(Maria Doyle as Vera Bates)

Meanwhile, change had also come to the upstairs folk. Sybil decided to become a nurse, and so took cooking lessons with Mrs Patmore and Daisy so that she could learn to fend for herself. Chauffeur Branson declared his feelings for her when he dropped her off at the hospital. Sybil said she was flattered, but Branson replied, “flattered is the word posh people use when they’re about to say no.” So Branson left with his tail between his legs.

(Lady Sybil (right) at her cooking lesson)

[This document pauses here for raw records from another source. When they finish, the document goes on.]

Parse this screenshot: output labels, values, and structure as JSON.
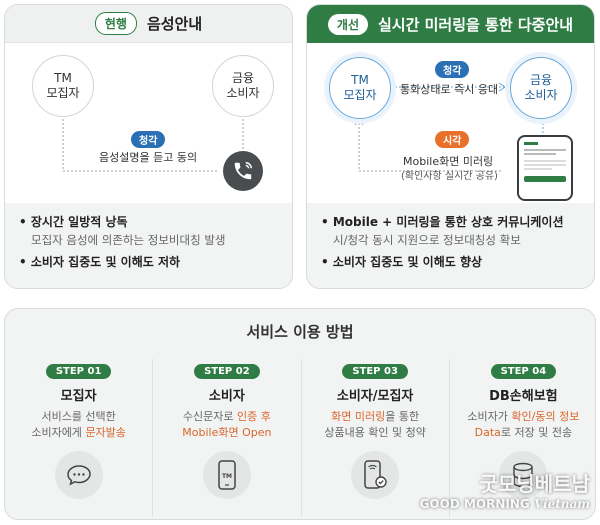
{
  "current": {
    "badge": "현행",
    "title": "음성안내",
    "node_tm": "TM\n모집자",
    "node_consumer": "금융\n소비자",
    "tag": "청각",
    "flow_text": "음성설명을 듣고 동의",
    "bullets": [
      {
        "main": "장시간 일방적 낭독",
        "sub": "모집자 음성에 의존하는 정보비대칭 발생"
      },
      {
        "main": "소비자 집중도 및 이해도 저하",
        "sub": ""
      }
    ]
  },
  "improved": {
    "badge": "개선",
    "title": "실시간 미러링을 통한 다중안내",
    "node_tm": "TM\n모집자",
    "node_consumer": "금융\n소비자",
    "tag_audio": "청각",
    "audio_text": "통화상태로 즉시 응대",
    "tag_visual": "시각",
    "visual_text": "Mobile화면 미러링",
    "visual_sub": "(확인사항 실시간 공유)",
    "bullets": [
      {
        "main": "Mobile + 미러링을 통한 상호 커뮤니케이션",
        "sub": "시/청각 동시 지원으로 정보대칭성 확보"
      },
      {
        "main": "소비자 집중도 및 이해도 향상",
        "sub": ""
      }
    ]
  },
  "service": {
    "title": "서비스 이용 방법",
    "steps": [
      {
        "badge": "STEP 01",
        "title": "모집자",
        "desc1": "서비스를 선택한",
        "desc2_plain": "소비자에게 ",
        "desc2_hl": "문자발송",
        "icon": "chat-bubble-icon"
      },
      {
        "badge": "STEP 02",
        "title": "소비자",
        "desc1_plain": "수신문자로 ",
        "desc1_hl": "인증 후",
        "desc2_hl": "Mobile화면 Open",
        "icon": "phone-tm-icon"
      },
      {
        "badge": "STEP 03",
        "title": "소비자/모집자",
        "desc1_hl": "화면 미러링",
        "desc1_plain": "을 통한",
        "desc2": "상품내용 확인 및 청약",
        "icon": "phone-check-icon"
      },
      {
        "badge": "STEP 04",
        "title": "DB손해보험",
        "desc1_plain": "소비자가 ",
        "desc1_hl": "확인/동의 정보",
        "desc2_hl": "Data",
        "desc2_plain": "로 저장 및 전송",
        "icon": "database-icon"
      }
    ]
  },
  "watermark": {
    "line1": "굿모닝베트남",
    "line2a": "GOOD MORNING",
    "line2b": "Vietnam"
  }
}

It was inevitable, of course, that Mary and Matthew would meet again, and at a charity concert held at the Big House, they did. Matthew arrived with a fiancée, Lavinia, in tow. Ouch. It was clear that Mary still harboured strong feelings for him and there was an emotional railway station scene between them, as Mary tearfully sent him off to war with a lucky mascot (a small toy dog from her childhood) to keep him safe. I really hope it works out between them in the end. Lavinia, though nice enough, is rather bland and there’s really no spark between her and Matthew. But with Mary and Matthew? Well that’s another story completely: so much was unsaid in their conversations and it seemed that both of them longed to break the invisible barrier between them.

(Dan Stevens and Zoe Boyle as Matthew Crawley and Lavinia Swire)

Maggie Smith’s character, Violet, was much the same, although she and Isobel Crawley seemed to be on marginally better terms, as Violet now referred to her as ‘Cousin Isobel’, rather than ‘Mrs. Crawley’.

Back at the Front, we saw Thomas struggling as a stretcher bearer in the Medical Corps. Eventually, at the end of the episode, he cracked and held up his cigarette lighter above the trench so that his hand got shot. Although I loathed Thomas with a passion in the last series, I couldn’t help sympathising with his desperation to get away from the Front by any means. No doubt his plan is to get shipped home and either invalided out of the war, or transferred to a hospital in England to continue working in the Medical Corps. I think I could hazard a guess at his preferred option. I fully expect Thomas and Miss O’Brien to be partners in crime again soon…

General observations and predictions:

  • The costumes, once again, were gorgeous and I look forward to seeing how the fashions evolve over the series.
  • Mary (played by Michelle Dockery) seemed ‘softer’ so far this series – no doubt heartbreak Matthew-related knocked off some of her edges.
  • I sincerely doubt that all of the Downton men will survive the war, so the subject of who will die is open to much speculation. I hope it isn’t Matthew or William – especially now William and Daisy are finally an item (aww!) Still, I don’t think it’ll be Matthew, as Dan Stevens let it slip that he’s in the Christmas Special which is set in 1919. Go figure.
  • The trailer for next week’s episode shows Edith kissing a man who looks rather like a farm-hand, while a blonde woman looks on. I have a feeling that the man could possibly be the man whom Mrs. Crawley helped to cure from dropsy in series 1, as the woman watching looked like the man’s wife. If so, naughty Edith for getting involved with a married man!
  • I liked the juxtaposition of the frantic, violent trench scenes with the relative calm at the Big House, showing the massive contrast between the lives of the soldiers at the Front and those back home.

I thought the episode was an excellent start to the new series and I will be waiting on tenterhooks for each new episode over the course of the autumn.